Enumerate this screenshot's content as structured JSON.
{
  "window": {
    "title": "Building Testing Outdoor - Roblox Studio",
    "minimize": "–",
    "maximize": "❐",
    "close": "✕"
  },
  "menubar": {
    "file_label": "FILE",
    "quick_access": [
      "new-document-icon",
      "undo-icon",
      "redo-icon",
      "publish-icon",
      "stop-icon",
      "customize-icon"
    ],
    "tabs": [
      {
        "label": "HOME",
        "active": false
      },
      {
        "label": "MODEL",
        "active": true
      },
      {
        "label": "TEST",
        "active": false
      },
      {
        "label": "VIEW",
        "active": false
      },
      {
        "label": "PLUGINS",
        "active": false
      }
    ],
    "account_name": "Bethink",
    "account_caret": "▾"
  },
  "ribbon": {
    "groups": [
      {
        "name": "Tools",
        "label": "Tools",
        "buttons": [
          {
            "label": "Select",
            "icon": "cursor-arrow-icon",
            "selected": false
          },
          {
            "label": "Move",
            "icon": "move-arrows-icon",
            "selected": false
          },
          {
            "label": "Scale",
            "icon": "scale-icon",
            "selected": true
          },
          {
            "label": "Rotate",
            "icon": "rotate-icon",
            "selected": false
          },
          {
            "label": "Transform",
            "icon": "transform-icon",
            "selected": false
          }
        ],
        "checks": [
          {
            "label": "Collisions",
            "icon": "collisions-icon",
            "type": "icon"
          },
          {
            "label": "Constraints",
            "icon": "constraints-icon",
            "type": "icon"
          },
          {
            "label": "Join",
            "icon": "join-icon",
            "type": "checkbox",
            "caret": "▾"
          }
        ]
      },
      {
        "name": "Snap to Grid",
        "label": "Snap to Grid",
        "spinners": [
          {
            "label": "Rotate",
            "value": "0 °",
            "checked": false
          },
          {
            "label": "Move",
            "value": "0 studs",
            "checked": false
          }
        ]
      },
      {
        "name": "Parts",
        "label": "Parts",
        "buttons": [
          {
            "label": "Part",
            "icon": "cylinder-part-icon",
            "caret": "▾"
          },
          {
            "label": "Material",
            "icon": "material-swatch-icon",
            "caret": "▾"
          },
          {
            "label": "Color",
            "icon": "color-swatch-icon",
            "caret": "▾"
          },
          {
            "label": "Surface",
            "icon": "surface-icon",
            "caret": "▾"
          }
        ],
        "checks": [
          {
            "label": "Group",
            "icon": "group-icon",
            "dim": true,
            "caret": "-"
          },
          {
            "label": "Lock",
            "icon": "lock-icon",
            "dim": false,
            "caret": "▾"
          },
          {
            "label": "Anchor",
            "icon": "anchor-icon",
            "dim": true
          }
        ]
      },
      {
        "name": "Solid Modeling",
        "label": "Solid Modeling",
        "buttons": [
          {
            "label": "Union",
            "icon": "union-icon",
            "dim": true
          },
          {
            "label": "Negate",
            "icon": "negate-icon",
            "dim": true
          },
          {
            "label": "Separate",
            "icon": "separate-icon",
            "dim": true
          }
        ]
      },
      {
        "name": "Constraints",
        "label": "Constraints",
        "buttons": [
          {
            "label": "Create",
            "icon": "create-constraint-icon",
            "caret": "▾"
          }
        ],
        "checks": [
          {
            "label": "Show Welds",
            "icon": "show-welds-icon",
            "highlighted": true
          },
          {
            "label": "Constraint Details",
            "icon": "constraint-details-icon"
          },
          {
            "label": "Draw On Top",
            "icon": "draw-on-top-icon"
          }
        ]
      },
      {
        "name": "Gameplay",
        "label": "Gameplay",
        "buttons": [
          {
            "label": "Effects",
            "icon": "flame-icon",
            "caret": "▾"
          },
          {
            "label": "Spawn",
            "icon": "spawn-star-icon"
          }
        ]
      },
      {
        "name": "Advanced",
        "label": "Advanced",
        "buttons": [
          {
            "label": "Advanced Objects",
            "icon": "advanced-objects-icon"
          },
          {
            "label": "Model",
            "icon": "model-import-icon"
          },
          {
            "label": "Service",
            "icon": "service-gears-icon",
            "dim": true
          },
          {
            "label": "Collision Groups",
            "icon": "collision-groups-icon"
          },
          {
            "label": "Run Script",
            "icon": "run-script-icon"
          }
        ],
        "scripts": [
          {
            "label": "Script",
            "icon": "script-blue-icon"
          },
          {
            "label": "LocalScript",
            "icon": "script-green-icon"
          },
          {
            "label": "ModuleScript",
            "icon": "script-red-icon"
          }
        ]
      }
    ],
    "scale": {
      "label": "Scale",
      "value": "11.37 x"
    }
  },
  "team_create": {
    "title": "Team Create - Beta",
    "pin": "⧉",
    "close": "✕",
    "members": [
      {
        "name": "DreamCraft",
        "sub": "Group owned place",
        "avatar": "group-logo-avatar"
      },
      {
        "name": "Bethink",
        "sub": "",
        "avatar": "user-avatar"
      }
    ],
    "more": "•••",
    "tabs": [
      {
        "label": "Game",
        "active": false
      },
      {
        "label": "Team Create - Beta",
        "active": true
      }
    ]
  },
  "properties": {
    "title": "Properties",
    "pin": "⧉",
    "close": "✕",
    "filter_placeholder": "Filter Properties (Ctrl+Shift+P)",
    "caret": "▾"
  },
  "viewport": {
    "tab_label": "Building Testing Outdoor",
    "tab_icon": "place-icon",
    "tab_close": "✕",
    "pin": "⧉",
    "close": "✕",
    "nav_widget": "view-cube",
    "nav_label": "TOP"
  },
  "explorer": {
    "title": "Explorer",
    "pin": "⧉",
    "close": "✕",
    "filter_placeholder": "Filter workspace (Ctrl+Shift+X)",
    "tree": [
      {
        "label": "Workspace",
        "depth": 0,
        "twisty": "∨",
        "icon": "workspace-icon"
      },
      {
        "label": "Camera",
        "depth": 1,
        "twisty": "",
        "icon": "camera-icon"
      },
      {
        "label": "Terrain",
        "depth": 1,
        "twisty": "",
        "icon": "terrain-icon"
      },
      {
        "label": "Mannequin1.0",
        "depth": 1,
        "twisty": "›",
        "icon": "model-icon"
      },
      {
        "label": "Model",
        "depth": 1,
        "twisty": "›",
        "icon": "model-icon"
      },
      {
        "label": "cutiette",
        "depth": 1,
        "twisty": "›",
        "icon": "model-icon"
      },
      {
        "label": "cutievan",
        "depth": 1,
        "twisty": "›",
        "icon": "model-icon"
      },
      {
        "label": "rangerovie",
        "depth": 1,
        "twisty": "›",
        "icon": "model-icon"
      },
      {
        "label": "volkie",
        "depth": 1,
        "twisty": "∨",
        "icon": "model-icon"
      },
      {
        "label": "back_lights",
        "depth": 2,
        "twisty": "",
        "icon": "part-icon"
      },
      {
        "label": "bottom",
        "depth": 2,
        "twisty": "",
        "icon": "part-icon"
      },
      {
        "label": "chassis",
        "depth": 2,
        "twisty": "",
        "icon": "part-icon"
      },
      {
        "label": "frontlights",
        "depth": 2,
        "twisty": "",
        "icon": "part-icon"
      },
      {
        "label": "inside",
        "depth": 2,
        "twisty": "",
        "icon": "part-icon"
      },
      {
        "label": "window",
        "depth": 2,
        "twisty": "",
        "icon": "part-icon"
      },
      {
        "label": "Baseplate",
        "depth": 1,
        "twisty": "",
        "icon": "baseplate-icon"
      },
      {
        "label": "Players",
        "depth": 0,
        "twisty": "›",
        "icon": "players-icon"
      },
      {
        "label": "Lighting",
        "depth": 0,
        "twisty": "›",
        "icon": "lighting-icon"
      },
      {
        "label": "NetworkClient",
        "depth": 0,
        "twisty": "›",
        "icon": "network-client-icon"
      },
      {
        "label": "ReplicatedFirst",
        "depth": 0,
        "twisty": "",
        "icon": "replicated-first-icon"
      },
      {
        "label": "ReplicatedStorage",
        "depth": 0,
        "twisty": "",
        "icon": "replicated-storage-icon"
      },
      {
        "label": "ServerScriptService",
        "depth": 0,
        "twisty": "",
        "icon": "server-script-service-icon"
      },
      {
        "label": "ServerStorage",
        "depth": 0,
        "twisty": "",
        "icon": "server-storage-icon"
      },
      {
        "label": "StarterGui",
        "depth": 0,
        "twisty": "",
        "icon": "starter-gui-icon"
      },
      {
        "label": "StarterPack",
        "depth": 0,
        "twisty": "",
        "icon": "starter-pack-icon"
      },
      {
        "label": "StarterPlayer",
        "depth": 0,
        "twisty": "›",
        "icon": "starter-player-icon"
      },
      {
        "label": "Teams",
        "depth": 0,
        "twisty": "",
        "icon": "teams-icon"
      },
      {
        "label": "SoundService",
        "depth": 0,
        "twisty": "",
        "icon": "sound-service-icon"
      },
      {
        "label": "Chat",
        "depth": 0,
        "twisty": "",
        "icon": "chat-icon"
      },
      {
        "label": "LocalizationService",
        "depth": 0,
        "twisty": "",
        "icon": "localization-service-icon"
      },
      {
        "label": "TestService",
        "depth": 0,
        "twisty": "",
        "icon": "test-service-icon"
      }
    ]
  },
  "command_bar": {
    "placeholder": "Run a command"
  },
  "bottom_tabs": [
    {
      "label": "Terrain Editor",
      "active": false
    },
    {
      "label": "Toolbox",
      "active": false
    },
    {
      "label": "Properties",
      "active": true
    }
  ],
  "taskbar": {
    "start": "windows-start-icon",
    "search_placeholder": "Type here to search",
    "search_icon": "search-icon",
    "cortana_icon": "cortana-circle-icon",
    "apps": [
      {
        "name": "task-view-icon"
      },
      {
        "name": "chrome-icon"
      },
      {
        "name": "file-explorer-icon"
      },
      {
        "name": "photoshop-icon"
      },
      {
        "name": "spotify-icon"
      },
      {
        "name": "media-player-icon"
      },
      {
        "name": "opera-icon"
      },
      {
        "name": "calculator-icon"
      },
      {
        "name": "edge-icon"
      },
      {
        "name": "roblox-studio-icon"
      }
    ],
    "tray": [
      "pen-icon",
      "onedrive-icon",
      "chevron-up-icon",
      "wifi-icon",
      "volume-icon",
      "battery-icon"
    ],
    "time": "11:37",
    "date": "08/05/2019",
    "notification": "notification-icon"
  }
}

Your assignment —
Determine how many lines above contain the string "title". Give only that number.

Final answer —
4